A tribute to Clive James

A tribute to Clive James …

Clive James (1939 – 2019 ) died on Thursday at the age of 80. He was an Australian author, critic, broadcaster, poet, translator and memoirist, best known for his autobiographical series Unreliable Memoirs, for his chat shows and documentaries on British television and for his prolific journalism. He lived and worked in England from 1962. Clive James was such an erudite and clever user of words and a literary Australian Expat giant over a wide range of literay work.

He stated that his best poetry was in the last years of his life from 2010 when he was first diagnosed with leukaemia and emphysema. In many ways he said that this extension to life were golden years while in reflective mood and at a slower pace. Luckily he was not in any pain.

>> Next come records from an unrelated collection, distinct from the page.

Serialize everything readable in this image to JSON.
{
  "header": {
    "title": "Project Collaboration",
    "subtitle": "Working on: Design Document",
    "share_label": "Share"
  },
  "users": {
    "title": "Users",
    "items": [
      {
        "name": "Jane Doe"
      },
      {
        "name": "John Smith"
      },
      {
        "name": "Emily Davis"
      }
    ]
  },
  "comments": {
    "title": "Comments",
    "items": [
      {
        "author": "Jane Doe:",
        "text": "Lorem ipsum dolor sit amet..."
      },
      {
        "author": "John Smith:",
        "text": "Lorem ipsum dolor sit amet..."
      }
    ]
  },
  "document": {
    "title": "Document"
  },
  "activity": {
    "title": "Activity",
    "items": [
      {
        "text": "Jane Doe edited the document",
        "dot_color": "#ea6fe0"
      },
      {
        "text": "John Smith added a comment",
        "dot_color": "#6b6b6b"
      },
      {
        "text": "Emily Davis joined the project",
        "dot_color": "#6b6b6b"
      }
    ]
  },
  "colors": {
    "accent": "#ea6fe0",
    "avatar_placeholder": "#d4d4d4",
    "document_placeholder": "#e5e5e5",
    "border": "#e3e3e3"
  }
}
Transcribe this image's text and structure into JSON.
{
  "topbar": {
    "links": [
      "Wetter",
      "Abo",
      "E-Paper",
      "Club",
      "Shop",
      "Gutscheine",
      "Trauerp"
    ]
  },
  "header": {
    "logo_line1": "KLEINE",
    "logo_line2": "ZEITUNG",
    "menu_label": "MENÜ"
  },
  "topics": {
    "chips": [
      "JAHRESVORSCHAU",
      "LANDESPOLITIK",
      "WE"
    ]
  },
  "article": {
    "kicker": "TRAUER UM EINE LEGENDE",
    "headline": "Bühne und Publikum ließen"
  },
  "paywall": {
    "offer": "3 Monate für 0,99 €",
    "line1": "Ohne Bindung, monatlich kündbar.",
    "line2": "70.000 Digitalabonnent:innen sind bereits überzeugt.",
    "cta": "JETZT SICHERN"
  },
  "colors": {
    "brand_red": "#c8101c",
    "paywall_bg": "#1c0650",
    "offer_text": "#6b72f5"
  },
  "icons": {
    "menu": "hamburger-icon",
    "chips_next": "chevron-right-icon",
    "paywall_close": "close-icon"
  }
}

When he was not in a position to return to Australia he had strong mind memories that were sufficient sustenance. This can be seen from his articulation of such images of his homeland in the following poem …

 ‘Sentenced to Life’

And here are links to three more of Clive James’ Poems on this Site …

The Japanese Maple

The Divine Comedy and Heaven

Commentary on Australia Day

And I can thoroughly recommend reading his – ‘2006 -2014 Poetry Notebook

Les Murray: A Tribute

Two days ago Les Murray died at the age of 80. He was a poet of immense stature and regarded as Australia’s Poet Laureate.

I was actually planting broad bean seeds and when I came in and heard the news my mind immediately went to his ‘Broad Bean Sermon’ poem.

He did experience Canberra at certain stages in his life and had that wry sense of humour … roundabouts being in proliferation at the time …

The interstate driver soon discerns
That twelve identical statues of Burns
Are unlikely even in this braw town
And that there are Circles, interwound
To test, by his cunning and his mettle,
Whether he shall go home, or settle

And the following are details from Peter Alexander’s book – ‘Les Murray – A Life in Progress’ …

In July 1996 an ambulance drove Les Murray into John Hunter hospital Newcastle (NSW) with a very serious liver complaint. He was wheeled into casualty and prepared for immediate surgery. Convinced he was dying he felt neither fear not regret at the prospect. Wheeled rapidly down wide corridors, he stared unblinking at lights passing rhythmically above him:

Ribbed glass glare-panels flow
over you down urgent corridors,
dismissing midday outside. Slow,

they’d resemble wet spade-widths in a pit;
you’ve left grief behind you, for others;
your funeral: who’ll know you’d re-planned it?

God, at the end of prose,
somehow be our poem-
where forebrainy consciousness goes

I can not help thinking of the these thought provoking words too –

Just two hours after
Eternal Life pills came out
Someone took thirty.

(ref: page 146, of the same book)

A tribute from poet John Kinsella.

And Les Murray on Wikipedia.

His words will live on especially his vernacular representation of the Australian bush landscape he loved.

May he be at peace; perhaps with a new poem to play and ponder.